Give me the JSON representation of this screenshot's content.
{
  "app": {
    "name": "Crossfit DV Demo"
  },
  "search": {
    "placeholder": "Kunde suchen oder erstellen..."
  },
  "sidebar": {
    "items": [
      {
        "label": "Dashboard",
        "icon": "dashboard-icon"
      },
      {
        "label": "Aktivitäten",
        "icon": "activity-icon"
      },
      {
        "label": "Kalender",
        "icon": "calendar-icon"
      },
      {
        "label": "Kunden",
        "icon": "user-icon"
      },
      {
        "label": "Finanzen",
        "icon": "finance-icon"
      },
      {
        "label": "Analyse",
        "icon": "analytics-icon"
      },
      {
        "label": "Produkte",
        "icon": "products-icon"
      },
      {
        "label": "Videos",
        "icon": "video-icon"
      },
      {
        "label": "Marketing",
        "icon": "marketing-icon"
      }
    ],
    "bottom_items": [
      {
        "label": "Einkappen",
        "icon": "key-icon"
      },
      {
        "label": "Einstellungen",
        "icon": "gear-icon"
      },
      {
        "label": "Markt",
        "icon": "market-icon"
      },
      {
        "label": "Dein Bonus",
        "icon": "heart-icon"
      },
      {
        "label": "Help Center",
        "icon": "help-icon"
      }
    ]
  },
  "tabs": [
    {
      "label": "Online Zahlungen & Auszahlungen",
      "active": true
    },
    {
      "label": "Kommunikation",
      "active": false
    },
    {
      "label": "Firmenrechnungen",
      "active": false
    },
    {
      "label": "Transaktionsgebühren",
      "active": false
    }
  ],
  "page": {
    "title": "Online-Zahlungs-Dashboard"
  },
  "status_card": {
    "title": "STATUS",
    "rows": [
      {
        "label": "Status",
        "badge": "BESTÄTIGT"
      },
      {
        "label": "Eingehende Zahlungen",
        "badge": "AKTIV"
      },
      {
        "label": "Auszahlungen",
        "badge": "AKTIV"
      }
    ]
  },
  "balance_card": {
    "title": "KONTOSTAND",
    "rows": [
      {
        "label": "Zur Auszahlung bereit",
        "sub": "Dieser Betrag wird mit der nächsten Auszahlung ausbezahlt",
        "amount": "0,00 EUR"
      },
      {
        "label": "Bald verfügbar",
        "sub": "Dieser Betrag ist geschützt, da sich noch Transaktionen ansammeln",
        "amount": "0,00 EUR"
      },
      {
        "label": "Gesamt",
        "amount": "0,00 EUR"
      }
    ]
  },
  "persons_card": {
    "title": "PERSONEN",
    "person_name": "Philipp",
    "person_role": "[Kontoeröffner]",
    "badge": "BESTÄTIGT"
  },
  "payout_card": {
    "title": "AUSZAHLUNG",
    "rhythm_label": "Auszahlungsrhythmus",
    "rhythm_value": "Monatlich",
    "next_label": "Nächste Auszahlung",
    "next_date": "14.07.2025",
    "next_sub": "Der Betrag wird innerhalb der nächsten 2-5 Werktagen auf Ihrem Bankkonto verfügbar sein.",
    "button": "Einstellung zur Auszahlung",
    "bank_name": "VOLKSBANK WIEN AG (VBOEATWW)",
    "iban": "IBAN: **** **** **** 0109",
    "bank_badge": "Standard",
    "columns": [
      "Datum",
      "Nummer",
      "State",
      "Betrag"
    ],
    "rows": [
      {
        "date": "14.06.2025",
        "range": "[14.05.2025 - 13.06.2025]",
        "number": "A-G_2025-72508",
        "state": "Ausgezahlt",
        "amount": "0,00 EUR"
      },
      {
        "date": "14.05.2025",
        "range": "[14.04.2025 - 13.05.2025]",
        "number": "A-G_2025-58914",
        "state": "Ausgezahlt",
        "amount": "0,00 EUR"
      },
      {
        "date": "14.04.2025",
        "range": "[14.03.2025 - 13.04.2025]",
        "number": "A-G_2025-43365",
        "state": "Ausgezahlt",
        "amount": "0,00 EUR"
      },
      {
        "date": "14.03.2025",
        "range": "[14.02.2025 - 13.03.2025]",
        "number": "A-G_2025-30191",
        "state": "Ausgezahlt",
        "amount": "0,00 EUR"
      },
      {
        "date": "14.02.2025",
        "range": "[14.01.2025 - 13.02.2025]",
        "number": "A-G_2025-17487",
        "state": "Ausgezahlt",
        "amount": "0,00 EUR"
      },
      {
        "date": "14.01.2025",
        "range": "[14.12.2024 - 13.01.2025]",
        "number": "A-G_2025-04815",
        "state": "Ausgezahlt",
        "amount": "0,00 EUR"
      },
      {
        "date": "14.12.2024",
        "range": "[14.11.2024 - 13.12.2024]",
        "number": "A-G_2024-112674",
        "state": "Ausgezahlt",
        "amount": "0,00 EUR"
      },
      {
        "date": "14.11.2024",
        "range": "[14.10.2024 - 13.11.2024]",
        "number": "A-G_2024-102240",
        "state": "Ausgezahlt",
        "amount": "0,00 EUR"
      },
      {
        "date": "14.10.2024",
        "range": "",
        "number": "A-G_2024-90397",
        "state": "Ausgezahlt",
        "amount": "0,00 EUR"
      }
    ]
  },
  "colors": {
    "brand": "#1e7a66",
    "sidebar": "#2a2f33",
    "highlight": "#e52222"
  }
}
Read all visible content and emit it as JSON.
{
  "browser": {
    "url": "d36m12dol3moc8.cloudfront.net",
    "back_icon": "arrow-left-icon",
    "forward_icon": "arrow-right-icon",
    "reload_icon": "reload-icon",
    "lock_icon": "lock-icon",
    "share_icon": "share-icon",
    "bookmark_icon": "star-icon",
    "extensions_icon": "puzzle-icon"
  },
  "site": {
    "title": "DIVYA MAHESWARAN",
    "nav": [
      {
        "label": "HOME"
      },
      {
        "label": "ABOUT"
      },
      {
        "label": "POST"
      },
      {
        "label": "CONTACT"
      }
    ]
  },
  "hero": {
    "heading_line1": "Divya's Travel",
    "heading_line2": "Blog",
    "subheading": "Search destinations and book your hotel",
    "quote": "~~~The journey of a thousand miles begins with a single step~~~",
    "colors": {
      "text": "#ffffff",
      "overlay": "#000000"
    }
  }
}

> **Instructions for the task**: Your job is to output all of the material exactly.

> **Solution for this task**:
Give me the JSON representation of this screenshot's content.
{
  "app": {
    "name": "Crossfit DV Demo"
  },
  "search": {
    "placeholder": "Kunde suchen oder erstellen..."
  },
  "sidebar": {
    "items": [
      {
        "label": "Dashboard",
        "icon": "dashboard-icon"
      },
      {
        "label": "Aktivitäten",
        "icon": "activity-icon"
      },
      {
        "label": "Kalender",
        "icon": "calendar-icon"
      },
      {
        "label": "Kunden",
        "icon": "user-icon"
      },
      {
        "label": "Finanzen",
        "icon": "finance-icon"
      },
      {
        "label": "Analyse",
        "icon": "analytics-icon"
      },
      {
        "label": "Produkte",
        "icon": "products-icon"
      },
      {
        "label": "Videos",
        "icon": "video-icon"
      },
      {
        "label": "Marketing",
        "icon": "marketing-icon"
      }
    ],
    "bottom_items": [
      {
        "label": "Einkappen",
        "icon": "key-icon"
      },
      {
        "label": "Einstellungen",
        "icon": "gear-icon"
      },
      {
        "label": "Markt",
        "icon": "market-icon"
      },
      {
        "label": "Dein Bonus",
        "icon": "heart-icon"
      },
      {
        "label": "Help Center",
        "icon": "help-icon"
      }
    ]
  },
  "tabs": [
    {
      "label": "Online Zahlungen & Auszahlungen",
      "active": true
    },
    {
      "label": "Kommunikation",
      "active": false
    },
    {
      "label": "Firmenrechnungen",
      "active": false
    },
    {
      "label": "Transaktionsgebühren",
      "active": false
    }
  ],
  "page": {
    "title": "Online-Zahlungs-Dashboard"
  },
  "status_card": {
    "title": "STATUS",
    "rows": [
      {
        "label": "Status",
        "badge": "BESTÄTIGT"
      },
      {
        "label": "Eingehende Zahlungen",
        "badge": "AKTIV"
      },
      {
        "label": "Auszahlungen",
        "badge": "AKTIV"
      }
    ]
  },
  "balance_card": {
    "title": "KONTOSTAND",
    "rows": [
      {
        "label": "Zur Auszahlung bereit",
        "sub": "Dieser Betrag wird mit der nächsten Auszahlung ausbezahlt",
        "amount": "0,00 EUR"
      },
      {
        "label": "Bald verfügbar",
        "sub": "Dieser Betrag ist geschützt, da sich noch Transaktionen ansammeln",
        "amount": "0,00 EUR"
      },
      {
        "label": "Gesamt",
        "amount": "0,00 EUR"
      }
    ]
  },
  "persons_card": {
    "title": "PERSONEN",
    "person_name": "Philipp",
    "person_role": "[Kontoeröffner]",
    "badge": "BESTÄTIGT"
  },
  "payout_card": {
    "title": "AUSZAHLUNG",
    "rhythm_label": "Auszahlungsrhythmus",
    "rhythm_value": "Monatlich",
    "next_label": "Nächste Auszahlung",
    "next_date": "14.07.2025",
    "next_sub": "Der Betrag wird innerhalb der nächsten 2-5 Werktagen auf Ihrem Bankkonto verfügbar sein.",
    "button": "Einstellung zur Auszahlung",
    "bank_name": "VOLKSBANK WIEN AG (VBOEATWW)",
    "iban": "IBAN: **** **** **** 0109",
    "bank_badge": "Standard",
    "columns": [
      "Datum",
      "Nummer",
      "State",
      "Betrag"
    ],
    "rows": [
      {
        "date": "14.06.2025",
        "range": "[14.05.2025 - 13.06.2025]",
        "number": "A-G_2025-72508",
        "state": "Ausgezahlt",
        "amount": "0,00 EUR"
      },
      {
        "date": "14.05.2025",
        "range": "[14.04.2025 - 13.05.2025]",
        "number": "A-G_2025-58914",
        "state": "Ausgezahlt",
        "amount": "0,00 EUR"
      },
      {
        "date": "14.04.2025",
        "range": "[14.03.2025 - 13.04.2025]",
        "number": "A-G_2025-43365",
        "state": "Ausgezahlt",
        "amount": "0,00 EUR"
      },
      {
        "date": "14.03.2025",
        "range": "[14.02.2025 - 13.03.2025]",
        "number": "A-G_2025-30191",
        "state": "Ausgezahlt",
        "amount": "0,00 EUR"
      },
      {
        "date": "14.02.2025",
        "range": "[14.01.2025 - 13.02.2025]",
        "number": "A-G_2025-17487",
        "state": "Ausgezahlt",
        "amount": "0,00 EUR"
      },
      {
        "date": "14.01.2025",
        "range": "[14.12.2024 - 13.01.2025]",
        "number": "A-G_2025-04815",
        "state": "Ausgezahlt",
        "amount": "0,00 EUR"
      },
      {
        "date": "14.12.2024",
        "range": "[14.11.2024 - 13.12.2024]",
        "number": "A-G_2024-112674",
        "state": "Ausgezahlt",
        "amount": "0,00 EUR"
      },
      {
        "date": "14.11.2024",
        "range": "[14.10.2024 - 13.11.2024]",
        "number": "A-G_2024-102240",
        "state": "Ausgezahlt",
        "amount": "0,00 EUR"
      },
      {
        "date": "14.10.2024",
        "range": "",
        "number": "A-G_2024-90397",
        "state": "Ausgezahlt",
        "amount": "0,00 EUR"
      }
    ]
  },
  "colors": {
    "brand": "#1e7a66",
    "sidebar": "#2a2f33",
    "highlight": "#e52222"
  }
}
Read all visible content and emit it as JSON.
{
  "browser": {
    "url": "d36m12dol3moc8.cloudfront.net",
    "back_icon": "arrow-left-icon",
    "forward_icon": "arrow-right-icon",
    "reload_icon": "reload-icon",
    "lock_icon": "lock-icon",
    "share_icon": "share-icon",
    "bookmark_icon": "star-icon",
    "extensions_icon": "puzzle-icon"
  },
  "site": {
    "title": "DIVYA MAHESWARAN",
    "nav": [
      {
        "label": "HOME"
      },
      {
        "label": "ABOUT"
      },
      {
        "label": "POST"
      },
      {
        "label": "CONTACT"
      }
    ]
  },
  "hero": {
    "heading_line1": "Divya's Travel",
    "heading_line2": "Blog",
    "subheading": "Search destinations and book your hotel",
    "quote": "~~~The journey of a thousand miles begins with a single step~~~",
    "colors": {
      "text": "#ffffff",
      "overlay": "#000000"
    }
  }
}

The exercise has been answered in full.